 Gauss's Law, Coulomb's Law, Application of Gauss's Law in the presence of Symmetries
 Currents and AC and DC Circuits
 Solution of Laplace's Equations in Cartesian, Spherical, and Cylindrical Coordinates
 Multipole Expansion
 Ampere's Law
 Faraday's Law
 Continuity Equation
 Electromagnetic Waves and Poynting's Theorem
Quantum Mechanics
 Heisenberg's Formulation, Schrodinger's Formulation
 Linear Algebra
 Spin \(\frac{1}{2}\) systems
 Angular Momentum Quantization and Addition
 Perturbation Theory (Basics)
 Fourier Transforms
 Quantum Harmonic Oscillator
Optics
 Wave Properties
 Superposition, Diffraction
 Geometric Optics
 Polarization
 Doppler Effect
Thermal Physics
 Thermodynamic Processes, Equations of State
 Ideal Gases, Kinetic Theory
 Ensembles
 Statistical concepts and calculation of Thermodynamic Quantities
 Heat Transfer
 Thermal Expansion
Modern Physics
 Bohr's Model
 Energy Quantization
 Black Body Radiation
 XRays
 Atoms in Electric and Magnetic Fields
Computer Science Syllabus
School
The objective of the exam is to test the student on their computational, algorithmic, and logical thinking abilities. Specific details about hardware architecture, operating systems, software systems, web technologies, programming languages, etc. will not be asked. To find the answer to a problem, one would not require programming.
The main focus will be on the following aspects:
 Systematically following, simulating and reasoning about sets of instructions, protocols, structures, etc.
 Understanding correctness of algorithms
 Assessing performance of algorithms
 Reasoning about discrete structures
 Reasoning about combinatorial games
 Understanding implications of logical statements

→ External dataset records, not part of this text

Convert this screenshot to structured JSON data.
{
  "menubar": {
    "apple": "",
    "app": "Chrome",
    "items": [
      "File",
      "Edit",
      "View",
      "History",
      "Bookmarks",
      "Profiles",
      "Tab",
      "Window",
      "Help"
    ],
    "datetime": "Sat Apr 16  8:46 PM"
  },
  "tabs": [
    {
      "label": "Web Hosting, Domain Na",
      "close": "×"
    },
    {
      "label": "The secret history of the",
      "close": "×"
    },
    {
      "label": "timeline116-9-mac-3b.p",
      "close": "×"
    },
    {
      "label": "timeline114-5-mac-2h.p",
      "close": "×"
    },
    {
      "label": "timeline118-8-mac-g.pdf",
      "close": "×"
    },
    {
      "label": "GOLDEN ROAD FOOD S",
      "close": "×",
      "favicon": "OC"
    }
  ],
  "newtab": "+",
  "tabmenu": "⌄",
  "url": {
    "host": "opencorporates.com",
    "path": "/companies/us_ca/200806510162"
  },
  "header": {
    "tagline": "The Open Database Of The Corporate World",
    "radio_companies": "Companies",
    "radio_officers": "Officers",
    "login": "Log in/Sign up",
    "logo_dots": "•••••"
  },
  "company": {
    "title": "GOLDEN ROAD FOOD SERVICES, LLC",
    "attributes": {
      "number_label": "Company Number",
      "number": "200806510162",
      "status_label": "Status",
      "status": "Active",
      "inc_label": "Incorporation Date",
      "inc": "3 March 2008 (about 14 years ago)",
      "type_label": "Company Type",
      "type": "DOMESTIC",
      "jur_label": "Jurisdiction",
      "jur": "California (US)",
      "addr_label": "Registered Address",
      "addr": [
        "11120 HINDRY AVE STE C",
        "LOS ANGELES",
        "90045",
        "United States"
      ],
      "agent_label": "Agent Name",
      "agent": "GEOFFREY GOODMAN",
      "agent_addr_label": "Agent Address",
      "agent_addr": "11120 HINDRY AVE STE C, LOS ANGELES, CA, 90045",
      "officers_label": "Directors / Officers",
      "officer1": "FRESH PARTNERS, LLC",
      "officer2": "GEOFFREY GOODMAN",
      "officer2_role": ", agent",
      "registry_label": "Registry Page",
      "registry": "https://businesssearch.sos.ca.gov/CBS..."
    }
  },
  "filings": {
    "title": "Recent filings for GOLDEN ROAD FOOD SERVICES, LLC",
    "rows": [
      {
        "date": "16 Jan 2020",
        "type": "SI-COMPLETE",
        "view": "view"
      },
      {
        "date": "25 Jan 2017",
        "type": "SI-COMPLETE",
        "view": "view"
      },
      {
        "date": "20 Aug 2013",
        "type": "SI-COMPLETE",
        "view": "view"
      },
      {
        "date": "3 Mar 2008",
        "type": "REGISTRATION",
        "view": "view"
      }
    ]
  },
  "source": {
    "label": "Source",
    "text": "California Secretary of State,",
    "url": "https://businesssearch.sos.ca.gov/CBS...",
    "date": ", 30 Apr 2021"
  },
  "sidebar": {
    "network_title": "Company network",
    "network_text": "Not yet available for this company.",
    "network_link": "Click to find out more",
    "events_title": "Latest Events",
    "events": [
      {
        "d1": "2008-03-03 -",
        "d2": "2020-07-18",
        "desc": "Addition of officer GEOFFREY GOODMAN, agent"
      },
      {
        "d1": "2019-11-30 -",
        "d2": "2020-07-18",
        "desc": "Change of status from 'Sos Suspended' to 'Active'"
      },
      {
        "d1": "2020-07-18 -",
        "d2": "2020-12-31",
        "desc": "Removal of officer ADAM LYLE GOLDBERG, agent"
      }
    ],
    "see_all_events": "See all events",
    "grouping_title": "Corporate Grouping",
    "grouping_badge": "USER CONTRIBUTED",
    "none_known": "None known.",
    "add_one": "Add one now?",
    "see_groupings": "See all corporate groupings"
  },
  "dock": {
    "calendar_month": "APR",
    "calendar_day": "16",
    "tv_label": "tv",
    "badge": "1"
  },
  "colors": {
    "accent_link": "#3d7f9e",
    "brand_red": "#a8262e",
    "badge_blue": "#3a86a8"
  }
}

We do not expect any prerequisite formal training of the candidates in any of these areas. Any relevant definitions and/or hints that are necessary for the understanding of the problem shall be provided. High school mathematical knowledge (and an inquisitive and computational mind!) should be enough to get started on any of the problems in this category.
Besides the sample problems and papers, these resources on Brilliant might be helpful:
 Algorithms
 Introduction to Algorithms  Concept Quiz
 Algorithms  Wiki
 Runtime of Algorithms
 Computer Science Fundamentals  Course (Premium Content)
 Computer Science Algorithms  Course (Premium Content)
 Discrete Mathematics
 Logic and Games
College
The objective of the exam is to test the student on the theoretical aspects of computation. Specific details about hardware architecture, operating systems, web technologies, etc. will not be asked. To find the answer to a problem, one would not require programming.
The main focus will be on the following aspects:
 Comprehensive understanding of algorithms and algorithmic paradigms such as greedy algorithms, dynamic programming, divide and conquer, and introductory graph algorithms. A preliminary knowledge of analysis of these algorithms is essential.
 Understanding of data structures and various discrete structures such as graphs, trees, heaps, stacks, and queues
 An understanding of finite state machines, pushdown systems, and turing machines, along with their properties and representations including grammars and computation models
 An understanding of computation in terms of complexity and decidability
Besides the sample problems and papers, these resources on Brilliant might be helpful:
Algorithms
Data Structures
Models of Computation
Decidability and Complexity
Logic
You may refer to the material recommended for the school section for topics in discrete mathematics.